The meal came with an arepa. This bread reminded me so much of Johnny cakes that my grandmother used to make for me when I was a little kid. The texture may be a bit off-putting for some people, but it went over very well with the seasoned beef, rice, plantains, and beans. And now that I think of it, I may consider buying a few at some point and having them on hand at home with some maple syrup for breakfast.

Pabellon Criollo

Pabellon Criollo

Aripo’s has indeed proven to be a very good authentic Venezuelan restaurant with a price that does not empty your wallet. You are, however, assured of having your belly filled. Chicago. Oak Park. Heaven. As long as I can find good food that like at Aripo’s, I am there.


Redux — 10 May 2014

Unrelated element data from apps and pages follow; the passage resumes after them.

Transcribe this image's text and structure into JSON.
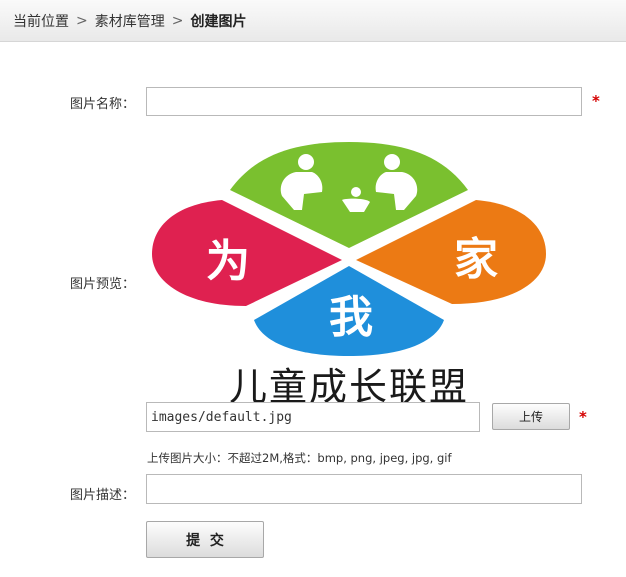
{
  "breadcrumb": {
    "items": [
      "当前位置",
      "素材库管理",
      "创建图片"
    ],
    "separator": ">"
  },
  "form": {
    "name_label": "图片名称：",
    "name_value": "",
    "required_mark": "*",
    "preview_label": "图片预览：",
    "preview_image": {
      "petal_chars": [
        "为",
        "家",
        "我"
      ],
      "caption": "儿童成长联盟",
      "colors": {
        "top": "#7ac02f",
        "left": "#df2150",
        "right": "#ec7a14",
        "bottom": "#1f8fdb"
      }
    },
    "path_value": "images/default.jpg",
    "upload_button": "上传",
    "upload_hint": "上传图片大小：不超过2M,格式：bmp, png, jpeg, jpg, gif",
    "desc_label": "图片描述：",
    "desc_value": "",
    "submit_button": "提  交"
  }
}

I returned. The weather was perfect, it was a Saturday afternoon, and I had nothing but time to spare. I had initially wanted to get some Brazilian food, but I got off the bus at the wrong train line. After realizing my haste, I knew which end of Oak Park I would go to and which restaurant I would fortify myself at. Yes, Aripo’s Venezuelan Arepa House was it and this time I had empanadas dominos with red and green sauces, and I also had cachapas with chicken.

Empanada Domino con Salsa Rojo

Empanada Domino con Salsa Rojo

Cachapas Pollo

Cachapas con Pollo

Cachapas Pollo

Cachapas con Pollo

Empanada Domino con Salsa Verde

Empanada Domino con Salsa Verde

When most people think of empanadas, they have thoughts of the flaky, baked goodies that are stuffed with cheese, chicken, beef, seafood, or some flavourful filling. Empanadas dominos are deep-fried and filled with chihuahua cheese and black beans. Because I had two, I opted to have the red sauce, which was spicy, and the green sauce that was spicy mayonnaise with a hint of cilantro. Happiness ensued with each bite. I was headed straight for the moon when I started working my knife and fork on the cachapas with chicken. Two large corn pancakes sandwiching fried cheese and spicy, pulled chicken are a winning combination that no one should go through life without experiencing. It’s hard to believe — well, not really — that I walked into this restaurant in 2010 and each time I return, it’s as though I am having a brand new discovery. It goes without saying that I will see what else I can find exciting on their menu in the near future.

Aripo's on Urbanspoon